Grotto is a sculptural work that involves both construction and demolishing. In the public garden of the Palace of the Academies in Brussels, the work proudly stands in front of the palace. It was created in response to a call by the Brussels-Captial Region to design an ‘urban folly’ within the public space.
First, a rectangular volume (2,4 x 2,4 x 4,8m) was built in brick. A typical Flemish lightweight and large format construction brick was chosen, mostly used for structural purposes and hidden behind stucco, a facade brick or any other cladding. Subsequently, this pristine masonry volume underwent selective demolition with sledgehammers, leaving only three columns intact. Through this sculptural act of subtraction, the columns seamlessly blend with the plinth and top in an organic shape. This process unveils the internal structure of the construction brick, which adds to the dialectics of neat and rough, constructed and carved.

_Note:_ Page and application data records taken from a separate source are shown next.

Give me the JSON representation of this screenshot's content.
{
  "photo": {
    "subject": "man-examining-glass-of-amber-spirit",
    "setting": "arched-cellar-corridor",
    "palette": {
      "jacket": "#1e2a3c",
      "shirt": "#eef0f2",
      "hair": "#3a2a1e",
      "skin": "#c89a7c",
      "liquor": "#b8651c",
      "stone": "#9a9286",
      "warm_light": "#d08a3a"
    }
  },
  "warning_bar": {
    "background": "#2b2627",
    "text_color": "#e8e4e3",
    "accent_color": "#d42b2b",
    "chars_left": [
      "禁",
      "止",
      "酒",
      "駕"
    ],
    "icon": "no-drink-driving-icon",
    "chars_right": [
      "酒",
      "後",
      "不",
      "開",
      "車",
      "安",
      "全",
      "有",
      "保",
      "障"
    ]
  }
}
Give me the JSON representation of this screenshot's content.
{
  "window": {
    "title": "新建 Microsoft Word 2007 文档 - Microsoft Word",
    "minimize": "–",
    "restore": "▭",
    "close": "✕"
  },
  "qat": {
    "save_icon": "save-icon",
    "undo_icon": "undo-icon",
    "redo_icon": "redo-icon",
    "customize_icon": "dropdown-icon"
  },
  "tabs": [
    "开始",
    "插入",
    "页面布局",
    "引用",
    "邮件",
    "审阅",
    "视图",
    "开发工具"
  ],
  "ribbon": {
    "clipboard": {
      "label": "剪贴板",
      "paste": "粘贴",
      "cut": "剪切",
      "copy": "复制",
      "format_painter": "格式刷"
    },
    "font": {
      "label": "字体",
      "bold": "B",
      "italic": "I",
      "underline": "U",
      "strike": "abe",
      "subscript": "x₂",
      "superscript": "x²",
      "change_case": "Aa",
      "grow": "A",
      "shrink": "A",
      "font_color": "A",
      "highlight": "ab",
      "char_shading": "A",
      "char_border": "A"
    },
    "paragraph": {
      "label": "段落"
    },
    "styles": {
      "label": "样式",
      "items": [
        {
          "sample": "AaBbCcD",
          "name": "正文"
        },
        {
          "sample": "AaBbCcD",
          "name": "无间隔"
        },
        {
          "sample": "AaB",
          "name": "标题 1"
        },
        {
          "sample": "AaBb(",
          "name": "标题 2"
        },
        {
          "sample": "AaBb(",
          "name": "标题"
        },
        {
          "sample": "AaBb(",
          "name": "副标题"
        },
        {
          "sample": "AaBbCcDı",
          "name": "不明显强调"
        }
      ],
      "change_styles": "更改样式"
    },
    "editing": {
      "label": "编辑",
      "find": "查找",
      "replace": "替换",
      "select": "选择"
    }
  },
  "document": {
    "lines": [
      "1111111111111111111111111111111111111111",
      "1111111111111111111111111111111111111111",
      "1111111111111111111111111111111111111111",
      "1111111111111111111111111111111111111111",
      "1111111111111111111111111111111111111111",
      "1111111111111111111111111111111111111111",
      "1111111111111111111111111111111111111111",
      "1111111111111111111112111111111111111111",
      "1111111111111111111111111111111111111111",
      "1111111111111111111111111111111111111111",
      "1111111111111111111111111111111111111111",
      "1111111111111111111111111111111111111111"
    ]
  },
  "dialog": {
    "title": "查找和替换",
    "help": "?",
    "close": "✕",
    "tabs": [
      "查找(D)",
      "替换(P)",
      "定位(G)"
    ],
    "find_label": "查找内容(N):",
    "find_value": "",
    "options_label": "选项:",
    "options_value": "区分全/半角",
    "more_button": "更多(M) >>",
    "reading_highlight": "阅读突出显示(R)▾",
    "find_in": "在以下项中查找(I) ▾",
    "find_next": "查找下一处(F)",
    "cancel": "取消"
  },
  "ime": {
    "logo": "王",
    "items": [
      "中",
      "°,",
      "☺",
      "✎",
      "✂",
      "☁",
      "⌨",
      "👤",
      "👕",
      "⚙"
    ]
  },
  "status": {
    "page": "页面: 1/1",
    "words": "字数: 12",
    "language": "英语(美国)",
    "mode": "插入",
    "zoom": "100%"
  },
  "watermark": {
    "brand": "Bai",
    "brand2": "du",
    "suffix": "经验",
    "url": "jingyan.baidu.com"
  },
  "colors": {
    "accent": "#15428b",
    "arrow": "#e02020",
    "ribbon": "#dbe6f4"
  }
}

As a romantic ‘grotto’, the work presents a fully artificial but organic structure that takes up a prominent position in the garden. Its formal qualities remind us of stalactites in naturally formed caves, or the concrete drips in their artificial counterparts. Similarly (and partly because its origin as a pristine volume), the sculpture takes on the appearance of a structure with a roof held up by columns. These tensions exist in Grotto, making it perhaps a quintessential folly to contemplate in the garden.
Palace of the Academies, Brussels (BE)